I was the I. When my son turned three he was entered into the area school district with the diagnosis of Autistic or on the Autism spectrum. Whatever they want to call it, it has changed a few times since: Autistic, Asperger’s high functioning, on the spectrum and now we have processing disorder.
Nevertheless, I attended my ﬁrst IEP meeting to hear what the team determined was the best route for my son’s educational placement. To my surprise, I felt like a complete moron! I am a college graduate, at the time I worked at UCSD hospital and I did my job well. Hey, on many occasions during the night shift, I could be found in emergency surgery cases. I am well educated and extremely competent.
To my surprise and horror at my IEP meeting, I sat with about five women that were speaking a complete foreign language to me. After hours, hearing about test results, which I really had no clue what they meant, I was exhausted. So I left confused and quite frankly depressed.
As years went on, I have attended many IEP meetings and I realized that my program specialist couldn’t pick my son out of a line up. Here this woman is deciding on what was best for my son’s future and she had no clue about him. So, I started asking questions and demanding better answers.
Well, the “Hen’s Nest” got ruffled. I was no longer addressed by my first name and I instead was addressed: “Mrs”. Every time I attended my son’s IEP meeting the TEAM, not me, had already decided what they were going to do in regards to my son’s education and future before the meeting even took place. I would show up for a timed two hour meeting and hear their test results and their personal stories of how great they were and then after an hour and 45 minutes, I would be asked for my input.

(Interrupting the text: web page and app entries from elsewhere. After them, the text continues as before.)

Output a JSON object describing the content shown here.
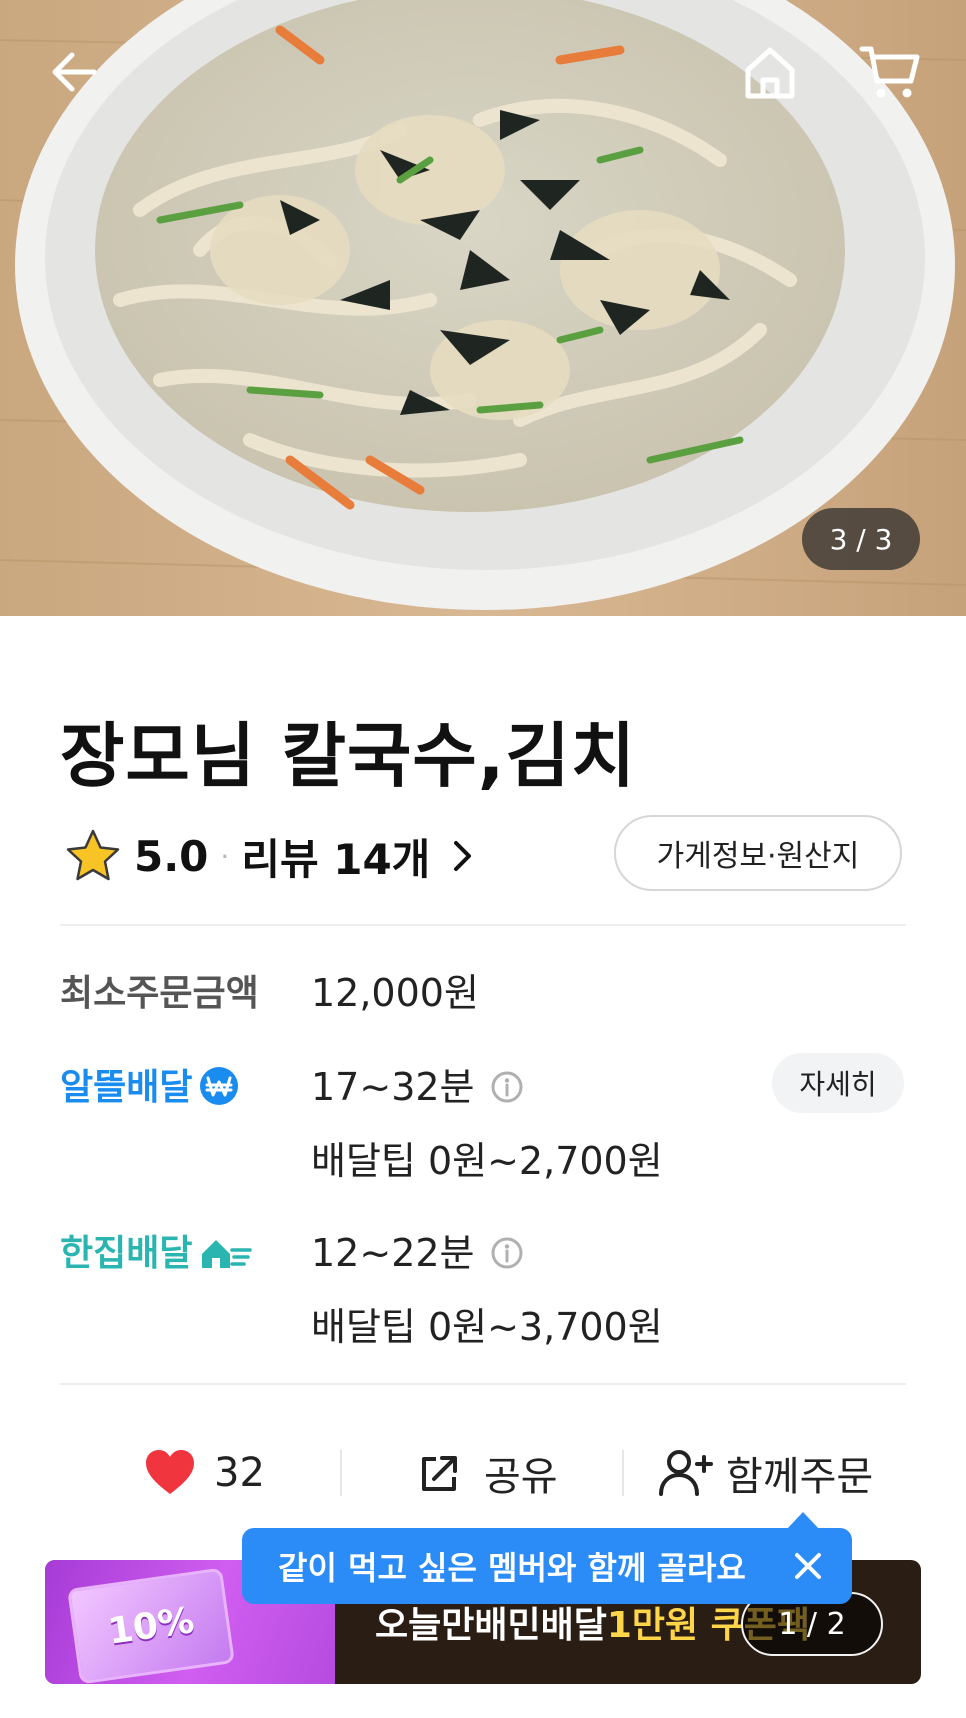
{
  "hero": {
    "counter": "3 / 3",
    "icons": [
      "back-arrow-icon",
      "home-icon",
      "cart-icon"
    ]
  },
  "store": {
    "title": "장모님 칼국수,김치",
    "rating": "5.0",
    "separator": "·",
    "reviews": "리뷰 14개",
    "info_button": "가게정보·원산지"
  },
  "order": {
    "min_label": "최소주문금액",
    "min_value": "12,000원",
    "saver": {
      "label": "알뜰배달",
      "time": "17~32분",
      "tip": "배달팁 0원~2,700원",
      "detail_button": "자세히"
    },
    "single": {
      "label": "한집배달",
      "time": "12~22분",
      "tip": "배달팁 0원~3,700원"
    }
  },
  "actions": {
    "likes": "32",
    "share": "공유",
    "group_order": "함께주문"
  },
  "tooltip": {
    "text": "같이 먹고 싶은 멤버와 함께 골라요"
  },
  "banner": {
    "ticket_text": "10%",
    "text_prefix": "오늘만 ",
    "text_brand": "배민배달 ",
    "text_highlight": "1만원 쿠폰팩",
    "page": "1 / 2"
  },
  "colors": {
    "saver_blue": "#1a8cf0",
    "single_teal": "#2bb5b0",
    "like_red": "#f0353f",
    "tooltip_blue": "#2b8cf7",
    "banner_yellow": "#ffd54a"
  }
}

That provided me with fifteen minutes for my thoughts and concerns about my son’s well-being. What a joke!
There definitely is an IEP TEAM but as a parent, I feel that I am playing for the opposing team. I have learned a lot and have had to educate myself and at one point, I even engaged an advocate’s help.

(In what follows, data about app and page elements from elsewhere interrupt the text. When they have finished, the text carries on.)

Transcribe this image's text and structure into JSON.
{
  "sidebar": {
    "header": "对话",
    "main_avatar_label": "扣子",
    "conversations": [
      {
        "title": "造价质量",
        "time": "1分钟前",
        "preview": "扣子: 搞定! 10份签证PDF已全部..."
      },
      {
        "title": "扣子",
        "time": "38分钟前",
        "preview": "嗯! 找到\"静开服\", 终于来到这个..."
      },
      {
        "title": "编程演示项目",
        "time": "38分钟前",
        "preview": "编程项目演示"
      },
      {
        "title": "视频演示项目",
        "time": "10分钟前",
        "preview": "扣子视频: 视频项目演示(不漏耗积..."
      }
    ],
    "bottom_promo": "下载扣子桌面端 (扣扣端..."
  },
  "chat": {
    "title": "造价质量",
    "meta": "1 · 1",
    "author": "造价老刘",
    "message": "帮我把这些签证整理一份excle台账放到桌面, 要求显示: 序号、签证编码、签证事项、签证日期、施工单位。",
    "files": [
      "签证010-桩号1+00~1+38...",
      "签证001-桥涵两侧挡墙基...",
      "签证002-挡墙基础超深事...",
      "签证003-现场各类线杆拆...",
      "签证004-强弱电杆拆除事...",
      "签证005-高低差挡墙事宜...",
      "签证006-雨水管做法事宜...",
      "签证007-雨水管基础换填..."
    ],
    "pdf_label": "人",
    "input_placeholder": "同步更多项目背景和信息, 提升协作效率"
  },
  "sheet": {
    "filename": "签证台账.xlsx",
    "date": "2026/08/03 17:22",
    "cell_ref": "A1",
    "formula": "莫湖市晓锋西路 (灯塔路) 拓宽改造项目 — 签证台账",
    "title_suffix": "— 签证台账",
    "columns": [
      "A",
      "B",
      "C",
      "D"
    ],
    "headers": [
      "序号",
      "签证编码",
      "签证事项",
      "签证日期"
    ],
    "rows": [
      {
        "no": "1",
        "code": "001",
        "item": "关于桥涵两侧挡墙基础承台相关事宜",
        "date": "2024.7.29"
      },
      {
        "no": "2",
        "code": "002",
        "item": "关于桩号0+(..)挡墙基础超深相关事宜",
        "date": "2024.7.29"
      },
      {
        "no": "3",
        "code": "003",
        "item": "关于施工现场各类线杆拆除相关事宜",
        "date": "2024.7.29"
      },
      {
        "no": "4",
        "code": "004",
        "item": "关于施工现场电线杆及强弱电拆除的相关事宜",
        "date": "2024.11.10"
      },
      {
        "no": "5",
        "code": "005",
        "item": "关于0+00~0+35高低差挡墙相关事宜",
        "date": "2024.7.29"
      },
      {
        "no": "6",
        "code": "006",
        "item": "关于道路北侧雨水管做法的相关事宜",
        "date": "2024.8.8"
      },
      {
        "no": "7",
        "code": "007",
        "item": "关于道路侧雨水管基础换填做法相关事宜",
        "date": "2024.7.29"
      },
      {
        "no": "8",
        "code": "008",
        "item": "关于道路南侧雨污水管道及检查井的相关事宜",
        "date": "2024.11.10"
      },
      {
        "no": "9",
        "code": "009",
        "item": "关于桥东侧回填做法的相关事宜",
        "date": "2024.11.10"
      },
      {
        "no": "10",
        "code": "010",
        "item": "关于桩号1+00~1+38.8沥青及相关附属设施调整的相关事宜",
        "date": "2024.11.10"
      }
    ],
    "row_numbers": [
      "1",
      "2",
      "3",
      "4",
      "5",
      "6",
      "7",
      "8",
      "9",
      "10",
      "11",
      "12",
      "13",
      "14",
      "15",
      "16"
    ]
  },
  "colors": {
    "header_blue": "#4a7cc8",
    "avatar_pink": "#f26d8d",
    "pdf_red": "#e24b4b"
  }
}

The best thing parents can do is educate themselves on laws and academics. Know where your child is academically compared to his/her peers. Find out what learning outcome is expected at each grade level so that you can participate in the conversation. And by all means, ask for help, stand up as a parent, and advocate for your child. Sometimes fighting the good fight is hard but doing so respectfully everyone wins. Tell me your story!